### Try it
Write out every line below with no difference at all.

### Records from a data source
■ ■ ■ ■ ■ ■ ■

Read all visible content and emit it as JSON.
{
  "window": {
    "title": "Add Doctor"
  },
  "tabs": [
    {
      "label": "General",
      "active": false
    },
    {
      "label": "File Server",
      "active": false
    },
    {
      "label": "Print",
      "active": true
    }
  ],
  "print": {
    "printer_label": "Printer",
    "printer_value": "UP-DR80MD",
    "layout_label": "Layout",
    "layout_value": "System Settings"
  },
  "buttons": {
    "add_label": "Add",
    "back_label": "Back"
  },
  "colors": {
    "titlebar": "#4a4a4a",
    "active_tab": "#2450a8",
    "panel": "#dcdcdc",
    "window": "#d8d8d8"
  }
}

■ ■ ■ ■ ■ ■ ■

### Response to this exercise
Read all visible content and emit it as JSON.
{
  "window": {
    "title": "Add Doctor"
  },
  "tabs": [
    {
      "label": "General",
      "active": false
    },
    {
      "label": "File Server",
      "active": false
    },
    {
      "label": "Print",
      "active": true
    }
  ],
  "print": {
    "printer_label": "Printer",
    "printer_value": "UP-DR80MD",
    "layout_label": "Layout",
    "layout_value": "System Settings"
  },
  "buttons": {
    "add_label": "Add",
    "back_label": "Back"
  },
  "colors": {
    "titlebar": "#4a4a4a",
    "active_tab": "#2450a8",
    "panel": "#dcdcdc",
    "window": "#d8d8d8"
  }
}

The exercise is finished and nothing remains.